BRIEF ▸ For the string "title", state how many lines of the data hold it. Give nothing besides the number.

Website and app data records
——————————

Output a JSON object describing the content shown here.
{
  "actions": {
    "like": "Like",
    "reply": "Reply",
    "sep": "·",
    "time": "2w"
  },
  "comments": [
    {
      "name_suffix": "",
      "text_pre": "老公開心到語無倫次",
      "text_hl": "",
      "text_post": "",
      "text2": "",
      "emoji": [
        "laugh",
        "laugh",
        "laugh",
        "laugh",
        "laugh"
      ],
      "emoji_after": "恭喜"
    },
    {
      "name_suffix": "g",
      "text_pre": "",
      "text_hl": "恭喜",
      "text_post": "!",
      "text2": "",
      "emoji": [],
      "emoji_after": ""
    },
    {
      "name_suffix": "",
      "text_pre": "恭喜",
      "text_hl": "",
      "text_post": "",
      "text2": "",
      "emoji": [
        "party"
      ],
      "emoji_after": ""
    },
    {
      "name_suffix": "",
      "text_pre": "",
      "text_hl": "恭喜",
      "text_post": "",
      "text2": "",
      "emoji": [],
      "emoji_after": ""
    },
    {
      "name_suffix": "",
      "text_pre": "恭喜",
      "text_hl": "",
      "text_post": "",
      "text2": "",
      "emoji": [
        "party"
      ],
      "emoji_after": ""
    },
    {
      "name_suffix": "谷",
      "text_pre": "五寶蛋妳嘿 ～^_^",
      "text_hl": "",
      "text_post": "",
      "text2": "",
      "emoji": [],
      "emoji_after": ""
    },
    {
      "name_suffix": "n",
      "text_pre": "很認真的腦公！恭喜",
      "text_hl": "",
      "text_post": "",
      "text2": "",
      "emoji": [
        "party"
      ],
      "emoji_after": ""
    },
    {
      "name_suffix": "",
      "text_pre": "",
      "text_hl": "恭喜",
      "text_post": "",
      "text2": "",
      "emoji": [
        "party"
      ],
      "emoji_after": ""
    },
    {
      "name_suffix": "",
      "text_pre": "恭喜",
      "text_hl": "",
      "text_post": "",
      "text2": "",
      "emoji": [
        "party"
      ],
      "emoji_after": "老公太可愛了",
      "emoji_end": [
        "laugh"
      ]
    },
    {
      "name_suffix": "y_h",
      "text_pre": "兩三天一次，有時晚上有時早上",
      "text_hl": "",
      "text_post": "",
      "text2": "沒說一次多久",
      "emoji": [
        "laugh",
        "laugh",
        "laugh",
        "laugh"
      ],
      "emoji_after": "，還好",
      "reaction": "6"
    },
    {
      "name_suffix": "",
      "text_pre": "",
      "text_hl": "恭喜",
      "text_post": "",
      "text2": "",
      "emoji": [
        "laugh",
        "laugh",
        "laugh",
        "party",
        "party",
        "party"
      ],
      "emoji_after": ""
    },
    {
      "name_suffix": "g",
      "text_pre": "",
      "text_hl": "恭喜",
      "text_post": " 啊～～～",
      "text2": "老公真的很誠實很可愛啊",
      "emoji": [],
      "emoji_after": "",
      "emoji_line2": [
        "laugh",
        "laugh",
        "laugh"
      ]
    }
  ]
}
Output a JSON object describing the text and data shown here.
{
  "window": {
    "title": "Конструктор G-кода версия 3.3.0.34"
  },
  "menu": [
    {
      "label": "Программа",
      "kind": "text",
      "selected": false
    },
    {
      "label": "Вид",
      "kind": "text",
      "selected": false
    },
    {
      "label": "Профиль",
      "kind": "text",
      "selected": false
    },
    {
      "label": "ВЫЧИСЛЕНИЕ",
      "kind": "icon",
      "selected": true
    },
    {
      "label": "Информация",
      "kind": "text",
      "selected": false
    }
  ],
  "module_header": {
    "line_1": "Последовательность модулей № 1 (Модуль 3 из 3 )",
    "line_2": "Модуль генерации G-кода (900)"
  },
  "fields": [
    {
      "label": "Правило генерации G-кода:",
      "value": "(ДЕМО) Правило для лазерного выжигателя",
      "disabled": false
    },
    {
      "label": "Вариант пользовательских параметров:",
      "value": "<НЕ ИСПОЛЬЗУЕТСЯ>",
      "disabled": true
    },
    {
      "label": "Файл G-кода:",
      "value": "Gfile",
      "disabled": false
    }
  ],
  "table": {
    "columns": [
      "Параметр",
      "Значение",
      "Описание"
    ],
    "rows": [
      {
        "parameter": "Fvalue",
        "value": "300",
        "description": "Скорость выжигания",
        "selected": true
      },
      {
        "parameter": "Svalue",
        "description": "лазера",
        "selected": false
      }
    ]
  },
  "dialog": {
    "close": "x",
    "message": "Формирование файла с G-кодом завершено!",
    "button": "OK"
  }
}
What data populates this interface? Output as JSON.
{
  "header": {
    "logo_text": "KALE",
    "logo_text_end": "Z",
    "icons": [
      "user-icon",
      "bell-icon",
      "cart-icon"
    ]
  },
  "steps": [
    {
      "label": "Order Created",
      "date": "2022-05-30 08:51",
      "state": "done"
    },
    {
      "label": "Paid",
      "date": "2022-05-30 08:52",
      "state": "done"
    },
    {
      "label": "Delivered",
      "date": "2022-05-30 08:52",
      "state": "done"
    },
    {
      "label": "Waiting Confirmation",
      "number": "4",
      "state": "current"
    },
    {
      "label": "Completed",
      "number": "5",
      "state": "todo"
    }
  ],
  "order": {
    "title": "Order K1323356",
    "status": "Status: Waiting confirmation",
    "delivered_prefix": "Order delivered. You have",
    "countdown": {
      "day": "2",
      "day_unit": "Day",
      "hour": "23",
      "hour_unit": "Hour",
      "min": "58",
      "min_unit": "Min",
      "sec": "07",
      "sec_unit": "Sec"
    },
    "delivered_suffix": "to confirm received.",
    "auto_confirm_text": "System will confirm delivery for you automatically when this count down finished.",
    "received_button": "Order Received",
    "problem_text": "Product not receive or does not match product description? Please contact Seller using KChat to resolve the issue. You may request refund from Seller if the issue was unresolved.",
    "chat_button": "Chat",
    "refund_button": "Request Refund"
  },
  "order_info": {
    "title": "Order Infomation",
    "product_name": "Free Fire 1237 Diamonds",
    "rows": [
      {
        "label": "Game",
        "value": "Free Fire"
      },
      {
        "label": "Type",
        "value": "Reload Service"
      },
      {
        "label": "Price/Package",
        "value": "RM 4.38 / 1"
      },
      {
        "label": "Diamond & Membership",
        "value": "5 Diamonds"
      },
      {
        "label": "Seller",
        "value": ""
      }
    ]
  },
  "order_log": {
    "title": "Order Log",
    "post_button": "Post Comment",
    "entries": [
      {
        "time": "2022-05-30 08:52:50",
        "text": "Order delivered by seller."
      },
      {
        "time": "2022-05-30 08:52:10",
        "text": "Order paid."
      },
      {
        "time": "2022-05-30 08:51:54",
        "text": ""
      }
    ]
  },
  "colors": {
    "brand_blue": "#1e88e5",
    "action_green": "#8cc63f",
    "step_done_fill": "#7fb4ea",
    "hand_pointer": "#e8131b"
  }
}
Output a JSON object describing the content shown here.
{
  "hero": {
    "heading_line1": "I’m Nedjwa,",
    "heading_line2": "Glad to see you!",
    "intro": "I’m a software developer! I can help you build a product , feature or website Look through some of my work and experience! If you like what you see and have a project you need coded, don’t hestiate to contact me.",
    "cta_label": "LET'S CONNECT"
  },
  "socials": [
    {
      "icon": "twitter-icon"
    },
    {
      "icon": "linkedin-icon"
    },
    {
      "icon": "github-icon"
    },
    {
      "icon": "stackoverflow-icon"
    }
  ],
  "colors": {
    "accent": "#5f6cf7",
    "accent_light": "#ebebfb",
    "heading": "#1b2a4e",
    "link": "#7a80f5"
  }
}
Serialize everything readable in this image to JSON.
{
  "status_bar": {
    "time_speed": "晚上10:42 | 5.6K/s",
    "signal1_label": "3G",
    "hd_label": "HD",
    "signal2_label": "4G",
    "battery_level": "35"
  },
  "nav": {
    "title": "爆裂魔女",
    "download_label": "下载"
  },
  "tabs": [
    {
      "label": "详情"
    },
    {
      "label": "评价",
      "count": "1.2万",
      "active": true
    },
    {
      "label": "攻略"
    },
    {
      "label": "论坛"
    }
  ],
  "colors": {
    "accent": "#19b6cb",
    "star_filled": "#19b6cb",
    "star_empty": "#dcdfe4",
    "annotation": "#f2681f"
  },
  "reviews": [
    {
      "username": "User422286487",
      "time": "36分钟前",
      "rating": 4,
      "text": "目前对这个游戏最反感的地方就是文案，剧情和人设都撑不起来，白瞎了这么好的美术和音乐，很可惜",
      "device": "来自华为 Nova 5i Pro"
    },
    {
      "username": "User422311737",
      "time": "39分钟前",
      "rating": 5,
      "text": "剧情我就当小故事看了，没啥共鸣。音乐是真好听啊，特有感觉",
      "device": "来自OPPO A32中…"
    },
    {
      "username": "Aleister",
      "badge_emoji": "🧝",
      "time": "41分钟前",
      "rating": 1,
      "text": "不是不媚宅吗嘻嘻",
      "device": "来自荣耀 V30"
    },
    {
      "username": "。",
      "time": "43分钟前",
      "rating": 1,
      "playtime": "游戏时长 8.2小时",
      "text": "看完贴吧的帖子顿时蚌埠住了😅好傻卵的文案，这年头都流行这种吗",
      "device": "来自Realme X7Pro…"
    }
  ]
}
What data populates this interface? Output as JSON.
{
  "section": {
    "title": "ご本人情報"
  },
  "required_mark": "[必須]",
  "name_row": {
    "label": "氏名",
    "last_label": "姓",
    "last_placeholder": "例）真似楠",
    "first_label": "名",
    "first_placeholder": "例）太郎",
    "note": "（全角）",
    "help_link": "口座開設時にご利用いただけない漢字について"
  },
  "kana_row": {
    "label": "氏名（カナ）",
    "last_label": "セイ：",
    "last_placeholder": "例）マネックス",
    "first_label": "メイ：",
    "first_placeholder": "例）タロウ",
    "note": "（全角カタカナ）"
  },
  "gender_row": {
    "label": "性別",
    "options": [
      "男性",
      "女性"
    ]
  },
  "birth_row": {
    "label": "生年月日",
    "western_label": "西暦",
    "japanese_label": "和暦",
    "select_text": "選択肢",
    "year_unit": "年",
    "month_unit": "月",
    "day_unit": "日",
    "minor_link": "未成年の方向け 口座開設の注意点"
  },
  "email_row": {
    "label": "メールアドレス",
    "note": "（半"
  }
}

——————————

ANSWER FOR THIS EXERCISE ▸ 6